§ Your instructions
Each line of the data below holding the word "JSON" must be copied.

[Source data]
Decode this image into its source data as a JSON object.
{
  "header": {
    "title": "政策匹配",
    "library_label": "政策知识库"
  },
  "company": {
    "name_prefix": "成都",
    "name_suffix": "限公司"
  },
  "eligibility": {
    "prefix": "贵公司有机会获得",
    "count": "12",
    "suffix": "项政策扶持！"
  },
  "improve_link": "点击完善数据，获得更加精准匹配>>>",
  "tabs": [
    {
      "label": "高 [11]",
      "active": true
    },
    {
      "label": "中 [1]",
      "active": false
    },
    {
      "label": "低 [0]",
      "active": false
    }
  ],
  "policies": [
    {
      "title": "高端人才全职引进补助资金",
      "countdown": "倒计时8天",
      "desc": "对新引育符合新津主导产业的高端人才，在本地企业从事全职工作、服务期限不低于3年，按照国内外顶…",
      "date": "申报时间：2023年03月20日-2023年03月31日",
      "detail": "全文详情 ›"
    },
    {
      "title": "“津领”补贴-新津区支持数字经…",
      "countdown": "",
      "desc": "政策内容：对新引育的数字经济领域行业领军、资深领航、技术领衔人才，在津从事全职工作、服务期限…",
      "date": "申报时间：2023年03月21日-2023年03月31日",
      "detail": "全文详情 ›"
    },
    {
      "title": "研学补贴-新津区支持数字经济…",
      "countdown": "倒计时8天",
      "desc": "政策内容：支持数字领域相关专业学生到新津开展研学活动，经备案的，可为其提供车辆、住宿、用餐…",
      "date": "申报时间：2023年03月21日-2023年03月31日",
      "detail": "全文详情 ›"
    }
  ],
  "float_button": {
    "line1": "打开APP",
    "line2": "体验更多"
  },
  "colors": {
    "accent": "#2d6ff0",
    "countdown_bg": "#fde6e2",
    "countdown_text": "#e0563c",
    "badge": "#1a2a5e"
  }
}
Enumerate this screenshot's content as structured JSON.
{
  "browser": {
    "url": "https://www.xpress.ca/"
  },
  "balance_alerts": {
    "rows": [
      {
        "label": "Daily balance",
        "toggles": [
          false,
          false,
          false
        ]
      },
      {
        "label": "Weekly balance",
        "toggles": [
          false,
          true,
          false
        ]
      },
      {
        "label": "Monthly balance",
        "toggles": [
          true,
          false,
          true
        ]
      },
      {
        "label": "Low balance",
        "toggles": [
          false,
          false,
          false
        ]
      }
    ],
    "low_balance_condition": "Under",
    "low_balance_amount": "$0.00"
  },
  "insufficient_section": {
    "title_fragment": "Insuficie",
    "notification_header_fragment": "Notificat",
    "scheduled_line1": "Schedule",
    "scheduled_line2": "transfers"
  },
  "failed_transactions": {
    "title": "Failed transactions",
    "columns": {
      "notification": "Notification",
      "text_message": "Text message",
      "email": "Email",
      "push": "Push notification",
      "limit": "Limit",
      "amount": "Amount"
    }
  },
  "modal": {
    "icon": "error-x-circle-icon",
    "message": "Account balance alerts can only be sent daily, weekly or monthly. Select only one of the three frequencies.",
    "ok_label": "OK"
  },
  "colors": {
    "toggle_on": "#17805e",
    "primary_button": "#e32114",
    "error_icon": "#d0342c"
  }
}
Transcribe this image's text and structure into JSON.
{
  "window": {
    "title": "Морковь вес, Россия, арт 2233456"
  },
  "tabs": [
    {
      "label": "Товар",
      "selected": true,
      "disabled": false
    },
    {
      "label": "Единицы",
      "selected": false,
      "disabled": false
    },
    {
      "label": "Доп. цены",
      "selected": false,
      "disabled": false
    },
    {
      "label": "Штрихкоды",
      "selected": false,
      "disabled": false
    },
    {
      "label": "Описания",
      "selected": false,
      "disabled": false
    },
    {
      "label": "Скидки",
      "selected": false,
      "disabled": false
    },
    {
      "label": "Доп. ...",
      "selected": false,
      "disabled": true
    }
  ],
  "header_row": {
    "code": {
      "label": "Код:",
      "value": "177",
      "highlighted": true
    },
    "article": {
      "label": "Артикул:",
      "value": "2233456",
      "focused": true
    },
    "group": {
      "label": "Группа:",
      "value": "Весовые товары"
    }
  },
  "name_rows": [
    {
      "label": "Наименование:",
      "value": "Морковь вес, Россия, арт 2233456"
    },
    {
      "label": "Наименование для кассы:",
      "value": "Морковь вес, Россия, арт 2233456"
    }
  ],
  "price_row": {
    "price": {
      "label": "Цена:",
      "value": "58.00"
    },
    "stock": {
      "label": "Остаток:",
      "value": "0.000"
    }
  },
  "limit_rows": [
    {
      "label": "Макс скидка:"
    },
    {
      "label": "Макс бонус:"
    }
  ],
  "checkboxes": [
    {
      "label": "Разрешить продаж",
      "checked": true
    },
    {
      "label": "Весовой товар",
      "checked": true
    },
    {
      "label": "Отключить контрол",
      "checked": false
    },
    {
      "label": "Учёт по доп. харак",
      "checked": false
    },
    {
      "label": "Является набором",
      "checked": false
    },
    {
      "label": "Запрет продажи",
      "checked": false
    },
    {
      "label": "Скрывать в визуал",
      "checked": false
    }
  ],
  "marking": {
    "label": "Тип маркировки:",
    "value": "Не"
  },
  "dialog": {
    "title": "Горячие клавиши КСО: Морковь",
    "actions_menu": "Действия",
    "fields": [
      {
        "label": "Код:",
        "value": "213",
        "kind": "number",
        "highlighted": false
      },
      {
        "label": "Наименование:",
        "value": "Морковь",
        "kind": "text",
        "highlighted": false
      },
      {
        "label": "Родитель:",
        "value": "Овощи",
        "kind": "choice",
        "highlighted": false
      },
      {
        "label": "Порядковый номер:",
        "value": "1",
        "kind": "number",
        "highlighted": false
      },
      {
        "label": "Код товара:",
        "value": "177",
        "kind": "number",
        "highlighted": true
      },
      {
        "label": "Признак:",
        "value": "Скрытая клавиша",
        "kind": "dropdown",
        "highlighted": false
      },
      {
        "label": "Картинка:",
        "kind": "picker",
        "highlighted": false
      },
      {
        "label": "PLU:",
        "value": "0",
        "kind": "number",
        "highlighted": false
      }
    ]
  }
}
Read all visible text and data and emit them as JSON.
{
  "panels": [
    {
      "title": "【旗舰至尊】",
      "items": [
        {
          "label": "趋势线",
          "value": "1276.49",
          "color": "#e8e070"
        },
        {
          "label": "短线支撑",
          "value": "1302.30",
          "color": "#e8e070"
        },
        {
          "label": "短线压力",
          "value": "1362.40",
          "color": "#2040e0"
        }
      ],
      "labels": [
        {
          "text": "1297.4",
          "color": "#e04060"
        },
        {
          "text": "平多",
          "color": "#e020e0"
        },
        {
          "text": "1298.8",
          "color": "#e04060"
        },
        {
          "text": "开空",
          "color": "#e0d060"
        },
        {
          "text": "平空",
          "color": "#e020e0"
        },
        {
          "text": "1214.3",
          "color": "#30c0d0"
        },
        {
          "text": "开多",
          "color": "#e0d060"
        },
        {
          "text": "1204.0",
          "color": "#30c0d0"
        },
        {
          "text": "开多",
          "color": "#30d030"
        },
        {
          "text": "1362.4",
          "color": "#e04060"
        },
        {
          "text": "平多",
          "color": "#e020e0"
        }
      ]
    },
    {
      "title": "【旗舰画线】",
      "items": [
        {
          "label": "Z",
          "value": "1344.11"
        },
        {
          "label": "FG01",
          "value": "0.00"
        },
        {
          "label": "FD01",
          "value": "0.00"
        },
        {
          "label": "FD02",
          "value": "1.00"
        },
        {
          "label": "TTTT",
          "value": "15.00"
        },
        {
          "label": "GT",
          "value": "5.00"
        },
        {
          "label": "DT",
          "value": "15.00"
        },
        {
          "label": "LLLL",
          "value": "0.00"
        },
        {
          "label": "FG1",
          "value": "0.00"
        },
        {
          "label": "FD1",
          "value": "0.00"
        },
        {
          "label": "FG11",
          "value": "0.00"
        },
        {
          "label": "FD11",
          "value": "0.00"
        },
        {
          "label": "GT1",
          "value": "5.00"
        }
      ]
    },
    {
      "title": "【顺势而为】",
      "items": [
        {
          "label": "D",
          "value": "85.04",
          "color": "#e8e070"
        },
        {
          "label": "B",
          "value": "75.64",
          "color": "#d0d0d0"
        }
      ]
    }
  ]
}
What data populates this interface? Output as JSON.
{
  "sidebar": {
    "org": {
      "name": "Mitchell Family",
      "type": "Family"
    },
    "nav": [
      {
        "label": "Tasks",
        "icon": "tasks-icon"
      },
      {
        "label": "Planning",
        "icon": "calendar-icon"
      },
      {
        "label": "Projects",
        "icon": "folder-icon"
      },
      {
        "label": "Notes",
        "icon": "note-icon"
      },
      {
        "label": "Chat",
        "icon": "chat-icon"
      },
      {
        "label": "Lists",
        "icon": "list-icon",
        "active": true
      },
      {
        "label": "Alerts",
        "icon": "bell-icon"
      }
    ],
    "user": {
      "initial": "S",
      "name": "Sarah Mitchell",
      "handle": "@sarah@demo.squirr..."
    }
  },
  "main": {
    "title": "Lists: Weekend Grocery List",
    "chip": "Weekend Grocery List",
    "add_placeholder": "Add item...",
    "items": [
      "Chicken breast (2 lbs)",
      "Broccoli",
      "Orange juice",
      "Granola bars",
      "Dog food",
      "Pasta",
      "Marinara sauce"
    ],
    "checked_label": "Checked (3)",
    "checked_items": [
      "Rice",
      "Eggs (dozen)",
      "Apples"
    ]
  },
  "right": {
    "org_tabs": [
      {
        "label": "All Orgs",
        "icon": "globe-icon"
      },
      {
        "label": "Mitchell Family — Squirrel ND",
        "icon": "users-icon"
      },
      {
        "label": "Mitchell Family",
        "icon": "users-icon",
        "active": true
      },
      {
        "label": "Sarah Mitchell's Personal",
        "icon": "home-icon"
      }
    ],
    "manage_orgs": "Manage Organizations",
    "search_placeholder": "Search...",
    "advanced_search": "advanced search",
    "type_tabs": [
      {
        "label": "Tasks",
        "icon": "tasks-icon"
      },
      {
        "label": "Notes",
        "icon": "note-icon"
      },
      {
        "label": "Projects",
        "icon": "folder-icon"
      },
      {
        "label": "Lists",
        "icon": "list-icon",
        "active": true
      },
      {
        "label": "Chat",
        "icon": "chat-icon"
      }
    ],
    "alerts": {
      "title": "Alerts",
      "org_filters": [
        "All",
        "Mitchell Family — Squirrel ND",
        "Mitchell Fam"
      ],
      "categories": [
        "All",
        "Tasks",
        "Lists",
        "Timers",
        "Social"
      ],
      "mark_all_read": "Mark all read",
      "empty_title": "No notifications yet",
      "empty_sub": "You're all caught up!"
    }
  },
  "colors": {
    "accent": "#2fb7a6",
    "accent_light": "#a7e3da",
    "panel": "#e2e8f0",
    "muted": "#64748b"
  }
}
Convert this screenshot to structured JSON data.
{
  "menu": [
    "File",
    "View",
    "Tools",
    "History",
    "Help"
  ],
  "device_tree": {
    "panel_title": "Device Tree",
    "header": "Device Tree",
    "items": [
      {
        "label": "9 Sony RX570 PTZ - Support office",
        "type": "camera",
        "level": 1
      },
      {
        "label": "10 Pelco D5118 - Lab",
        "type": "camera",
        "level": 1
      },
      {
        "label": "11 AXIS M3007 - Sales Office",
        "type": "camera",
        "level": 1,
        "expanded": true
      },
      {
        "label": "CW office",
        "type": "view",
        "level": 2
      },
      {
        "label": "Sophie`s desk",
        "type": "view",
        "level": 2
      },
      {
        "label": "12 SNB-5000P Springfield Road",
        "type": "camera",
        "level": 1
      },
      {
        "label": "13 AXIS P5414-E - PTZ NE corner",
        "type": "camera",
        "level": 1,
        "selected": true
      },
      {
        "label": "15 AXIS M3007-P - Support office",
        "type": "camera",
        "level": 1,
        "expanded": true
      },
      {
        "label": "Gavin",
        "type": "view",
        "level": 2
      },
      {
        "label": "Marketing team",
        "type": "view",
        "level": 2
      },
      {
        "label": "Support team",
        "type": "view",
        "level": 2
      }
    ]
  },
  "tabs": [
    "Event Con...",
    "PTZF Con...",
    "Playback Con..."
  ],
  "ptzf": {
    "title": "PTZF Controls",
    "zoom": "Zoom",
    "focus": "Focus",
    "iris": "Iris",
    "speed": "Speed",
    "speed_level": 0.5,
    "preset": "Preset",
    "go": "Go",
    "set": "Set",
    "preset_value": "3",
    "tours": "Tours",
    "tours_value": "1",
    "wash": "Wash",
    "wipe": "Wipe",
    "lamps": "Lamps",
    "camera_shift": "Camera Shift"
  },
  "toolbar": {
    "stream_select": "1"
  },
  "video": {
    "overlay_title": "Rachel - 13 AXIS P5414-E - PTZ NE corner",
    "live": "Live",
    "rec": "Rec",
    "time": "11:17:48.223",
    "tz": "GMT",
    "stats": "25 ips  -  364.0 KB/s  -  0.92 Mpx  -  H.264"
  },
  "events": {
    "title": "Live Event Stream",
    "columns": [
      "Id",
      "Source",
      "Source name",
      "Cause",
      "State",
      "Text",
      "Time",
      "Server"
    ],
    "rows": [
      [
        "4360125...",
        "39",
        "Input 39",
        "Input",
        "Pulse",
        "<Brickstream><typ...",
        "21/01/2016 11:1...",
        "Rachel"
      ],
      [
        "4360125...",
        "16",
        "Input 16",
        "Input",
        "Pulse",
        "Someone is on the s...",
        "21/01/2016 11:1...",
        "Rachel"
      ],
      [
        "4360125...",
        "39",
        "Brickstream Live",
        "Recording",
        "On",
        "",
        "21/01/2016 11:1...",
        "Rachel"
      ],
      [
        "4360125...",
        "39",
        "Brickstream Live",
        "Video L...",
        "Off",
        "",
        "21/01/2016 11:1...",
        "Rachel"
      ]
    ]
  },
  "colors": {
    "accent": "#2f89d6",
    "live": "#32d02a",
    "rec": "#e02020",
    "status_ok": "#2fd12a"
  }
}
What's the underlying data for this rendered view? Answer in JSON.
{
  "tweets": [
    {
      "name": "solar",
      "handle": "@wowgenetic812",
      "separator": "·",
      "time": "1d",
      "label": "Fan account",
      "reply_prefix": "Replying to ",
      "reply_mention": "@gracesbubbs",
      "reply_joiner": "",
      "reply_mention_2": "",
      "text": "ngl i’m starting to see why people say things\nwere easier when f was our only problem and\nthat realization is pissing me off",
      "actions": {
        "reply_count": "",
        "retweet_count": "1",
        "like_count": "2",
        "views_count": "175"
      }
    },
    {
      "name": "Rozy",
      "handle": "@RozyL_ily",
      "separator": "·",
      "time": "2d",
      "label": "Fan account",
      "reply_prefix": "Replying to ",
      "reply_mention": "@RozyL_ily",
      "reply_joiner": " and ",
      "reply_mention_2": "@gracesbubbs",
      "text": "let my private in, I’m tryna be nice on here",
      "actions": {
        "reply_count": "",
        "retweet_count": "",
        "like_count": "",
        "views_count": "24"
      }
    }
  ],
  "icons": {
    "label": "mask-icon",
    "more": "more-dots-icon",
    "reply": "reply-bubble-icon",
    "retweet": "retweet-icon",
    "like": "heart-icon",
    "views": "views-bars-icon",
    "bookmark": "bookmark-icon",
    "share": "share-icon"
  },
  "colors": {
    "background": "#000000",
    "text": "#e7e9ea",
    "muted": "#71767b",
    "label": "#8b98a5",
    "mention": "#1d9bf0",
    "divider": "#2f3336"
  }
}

§ Output for this task
Decode this image into its source data as a JSON object.
Enumerate this screenshot's content as structured JSON.
Transcribe this image's text and structure into JSON.
Read all visible text and data and emit them as JSON.
What data populates this interface? Output as JSON.
Convert this screenshot to structured JSON data.
What's the underlying data for this rendered view? Answer in JSON.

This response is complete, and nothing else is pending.